The quirky, genial Žižek employs cleverly chosen clips from a huge variety of movies – including Brazil, M*A*S*H, The Sound of Music, and Brief Encounter – to illustrate his fascinating monologue, frequently appearing on sets and in costumes which replicate scenes from the films in question. For example, dressed as a chubbier, bearded Travis Bickle, he expounds the darker subtexts of Taxi Driver's plot from within the anti–hero's grotty apartment. This entertaining approach helps to ensure that what might otherwise have been a dense, even daunting intellectual challenge is actually an engaging and unexpected delight."
(The Institute of Contemporary Arts)
Exhibition: "Really Useful Knowledge", 29 October 2014 – 9 February 2015 / Sabatini Building, Floor 1, Museo Reina Sofía, Madrid.
"The notion of 'really useful knowledge' emerged at the beginning of the 19th century alongside the workers' awareness of the need for self–education. In the 1820s and 1830s, working class organisations in the UK introduced this phrase to describe a body of knowledge that encompassed various 'unpractical' disciplines such as politics, economy and philosophy, as opposed to the 'useful knowledge' proclaimed by business owners who had previously begun to invest more heavily in their companies' progress through financing workers' education in 'applicable' disciplines like engineering, physics, chemistry and mathematics. In this reference to the long–forgotten class struggles of early capitalism, the title of the exhibition suggests an inquiry into 'really useful knowledge' from a contemporary perspective.
The exhibition endeavours to position the notion of critical pedagogy as a crucial element in collective struggles, and explore the tension between individual and social emancipation through education with examples that are both historical and current, and their relation to organisational forms capable of leading unified resistance to the reproduction of capital. In doing so, the exhibition highlights the collective utilization of public resources, action and experiments, either forgotten or under threat of eradication, taking the museum as a pedagogical site devoted to the analysis of artistic forms interconnected with actual or desired social relations."
(Museo Nacional Centro de Arte Reina Sofía)
Charlotte Kates, a spokeswoman for seven Vancouver–based groups calling themselves the Palestine Awareness Coalition "said the images, which went up in Vancouver on Tuesday, show the steady occupation of Palestinian territory by Israel.
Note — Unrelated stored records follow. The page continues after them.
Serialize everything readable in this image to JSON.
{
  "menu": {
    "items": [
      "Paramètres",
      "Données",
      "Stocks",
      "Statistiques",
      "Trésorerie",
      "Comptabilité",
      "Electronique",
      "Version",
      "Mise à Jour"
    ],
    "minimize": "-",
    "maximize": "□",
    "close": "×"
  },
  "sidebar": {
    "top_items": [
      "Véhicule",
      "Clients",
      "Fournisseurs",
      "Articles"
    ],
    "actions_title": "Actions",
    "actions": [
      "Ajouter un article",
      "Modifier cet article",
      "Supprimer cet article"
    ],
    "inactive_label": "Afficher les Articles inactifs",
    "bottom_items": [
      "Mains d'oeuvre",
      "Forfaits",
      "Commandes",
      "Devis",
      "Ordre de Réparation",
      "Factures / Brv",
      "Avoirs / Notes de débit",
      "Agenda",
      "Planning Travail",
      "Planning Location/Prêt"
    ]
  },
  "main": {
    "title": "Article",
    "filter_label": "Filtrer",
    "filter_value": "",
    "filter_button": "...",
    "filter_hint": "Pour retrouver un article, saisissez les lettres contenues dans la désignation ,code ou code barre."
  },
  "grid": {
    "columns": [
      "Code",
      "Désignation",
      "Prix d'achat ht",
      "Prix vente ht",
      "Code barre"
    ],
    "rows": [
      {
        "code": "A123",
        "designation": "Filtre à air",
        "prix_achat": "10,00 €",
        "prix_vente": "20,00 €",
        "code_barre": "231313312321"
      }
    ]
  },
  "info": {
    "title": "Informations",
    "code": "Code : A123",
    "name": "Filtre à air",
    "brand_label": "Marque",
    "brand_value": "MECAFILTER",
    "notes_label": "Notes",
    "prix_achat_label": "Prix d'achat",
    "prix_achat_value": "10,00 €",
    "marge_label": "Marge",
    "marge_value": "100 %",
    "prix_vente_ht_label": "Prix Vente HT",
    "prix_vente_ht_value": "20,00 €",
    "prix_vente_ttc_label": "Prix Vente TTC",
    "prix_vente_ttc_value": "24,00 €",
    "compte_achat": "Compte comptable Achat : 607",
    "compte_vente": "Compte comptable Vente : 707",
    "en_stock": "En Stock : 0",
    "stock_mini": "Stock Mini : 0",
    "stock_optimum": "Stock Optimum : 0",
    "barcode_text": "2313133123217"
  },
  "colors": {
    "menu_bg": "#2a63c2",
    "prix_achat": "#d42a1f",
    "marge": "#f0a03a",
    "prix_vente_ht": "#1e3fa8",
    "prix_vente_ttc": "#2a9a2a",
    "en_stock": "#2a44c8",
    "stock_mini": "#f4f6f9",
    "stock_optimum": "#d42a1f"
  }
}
The coalition got the idea for the 'Disappearing Palestine' campaign from similar ads that have run in American cities like New York, Seattle and San Francisco.
'We wanted to draw attention to and shed light on the ongoing human rights violations ... against Palestinians,' she said.
'The Canadian government has been such a strong voice in support of Israel ... so we think it's particularly important that people in Vancouver and other Canadian cities learn about what's happening in Palestine now and what's happened there historically.'
Jewish groups have declared strong opposition to the ads, which are displayed at a wall mural in a Vancouver SkyTrain station as well as on 15 buses, and have tried to have TransLink, a government agency, remove them."
(Kim Nursall, 28 August 2013, The Canadian Press)